With the world throwing out a whopping 1.3 billion tonnes of food every single year, driving 10% of the global greenhouse gas emissions while more than 1 billion people continue to face hunger, food waste is an issue that is in desperate need of concerted action.
South Korea is now leading on tackling food waste, having managed to ramp up its food waste recycling rates from just 2% in 1995 to 95% in 2019, according to a report from the World Economic Forum (WEF). While recycling is just one part of the solution, with food loss across the entire supply chain from production to retail also crucial to the fight, the nation’s push to recycle wasted food is setting an example for other countries who are struggling to clamp down on the amount of food they toss out.
As a whole, Asia is responsible for generating over 50% of the world’s food waste – and this figure is set to rise as the continent becomes richer, more urbanised and populated. If 20 million of the 1.3 billion tonnes of the world’s wasted food can be cut, “significant impacts” could be delivered for the global food system by the end of this decade, WEF report says.
Another report, published by a collaborative research group based in the U.S. and Europe, says that enormous amounts of carbon dioxide could be saved if just one in five people in richer countries made two major changes to their food consumption: slashing food waste and adopting a plant-based diet.
So how exactly has South Korea managed to recycle most of the food it wastes?

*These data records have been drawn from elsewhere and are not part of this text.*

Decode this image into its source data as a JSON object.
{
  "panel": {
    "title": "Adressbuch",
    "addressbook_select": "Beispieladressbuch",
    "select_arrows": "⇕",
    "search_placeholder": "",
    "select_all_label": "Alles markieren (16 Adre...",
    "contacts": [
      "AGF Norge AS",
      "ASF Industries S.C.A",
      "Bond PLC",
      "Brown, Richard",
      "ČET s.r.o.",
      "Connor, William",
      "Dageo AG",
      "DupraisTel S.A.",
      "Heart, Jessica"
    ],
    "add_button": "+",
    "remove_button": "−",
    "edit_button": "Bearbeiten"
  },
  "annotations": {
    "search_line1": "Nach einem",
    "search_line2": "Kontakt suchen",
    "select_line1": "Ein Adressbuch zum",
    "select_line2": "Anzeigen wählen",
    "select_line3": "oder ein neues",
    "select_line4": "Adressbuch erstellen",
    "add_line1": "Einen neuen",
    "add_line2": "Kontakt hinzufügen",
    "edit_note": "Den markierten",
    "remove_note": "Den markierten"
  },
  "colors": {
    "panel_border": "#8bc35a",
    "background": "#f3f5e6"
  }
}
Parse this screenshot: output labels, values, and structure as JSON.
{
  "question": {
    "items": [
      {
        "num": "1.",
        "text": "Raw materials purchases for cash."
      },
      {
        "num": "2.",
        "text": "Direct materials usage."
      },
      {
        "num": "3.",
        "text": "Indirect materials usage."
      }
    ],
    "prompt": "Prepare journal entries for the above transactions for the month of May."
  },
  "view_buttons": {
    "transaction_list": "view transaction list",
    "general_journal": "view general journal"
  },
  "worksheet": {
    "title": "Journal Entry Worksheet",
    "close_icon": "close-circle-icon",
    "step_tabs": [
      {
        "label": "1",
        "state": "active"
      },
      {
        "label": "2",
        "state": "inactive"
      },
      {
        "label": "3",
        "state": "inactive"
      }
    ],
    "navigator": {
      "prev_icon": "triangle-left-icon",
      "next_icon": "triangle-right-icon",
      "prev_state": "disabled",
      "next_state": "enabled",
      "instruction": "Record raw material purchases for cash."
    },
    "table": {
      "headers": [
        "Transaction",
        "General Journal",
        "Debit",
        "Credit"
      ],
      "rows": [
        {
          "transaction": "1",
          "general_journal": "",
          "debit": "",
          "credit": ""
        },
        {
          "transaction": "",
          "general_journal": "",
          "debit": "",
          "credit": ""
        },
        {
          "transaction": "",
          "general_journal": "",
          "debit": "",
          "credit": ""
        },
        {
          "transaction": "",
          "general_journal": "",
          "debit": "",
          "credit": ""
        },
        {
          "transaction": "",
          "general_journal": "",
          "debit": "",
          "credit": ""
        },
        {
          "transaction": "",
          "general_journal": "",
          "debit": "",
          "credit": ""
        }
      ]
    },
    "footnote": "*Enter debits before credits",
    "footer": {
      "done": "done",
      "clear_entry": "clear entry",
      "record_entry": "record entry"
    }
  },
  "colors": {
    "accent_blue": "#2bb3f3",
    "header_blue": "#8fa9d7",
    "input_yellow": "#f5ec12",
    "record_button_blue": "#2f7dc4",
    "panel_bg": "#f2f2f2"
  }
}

In 2013, the country began implementing a compulsory food waste recycling program, where households pay US$6 per month for each biodegradable bag of wasted food it throws out – a small fee that had a big impact on the amount of food being thrown out.
While the collected food ends up being recycled as fertiliser, South Korea’s mandatory charging scheme has also encouraged families to begin home composting and reduce the levels of food actually needing to go towards recycling.
South Korea has also tapped technologies like smart bins, installing more than 6,000 automatic trash bins across the capital Seoul. These bins weigh residents’ food waste, and charges them for the recycling infrastructure that the government operates. According to officials, this pay for your food waste recycling scheme has helped to slash the amount of food waste in Seoul by 47,000 tonnes within just six years.
The weighing technology also comes with another incentive for residents to help alleviate the burden of recycling. In order to pay less, your food has to weigh less – and 80% of the weight of food waste comes from moisture.
Residents are therefore encouraged to remove moisture before they bring their recycling in, saving Seoul authorities as much as US$8.4 million in collection charges.
What happens when food waste is turned into fertiliser? South Korea then uses it to support its local food production plans, sending them to urban farms and community gardens. Since the scheme began in the early 2010s, the number of farming initiatives in Seoul have surged six-fold, covering an area equivalent to the size of 240 football fields.
Locally grown food then means less transportation between production to retail, minimising the chances of food loss in the middle of the supply chain due to spoilage, travel and refrigeration.
Want to take action? Start now with these 13 things you can do to cut down on food waste and save the planet.
Lead image courtesy of iStock.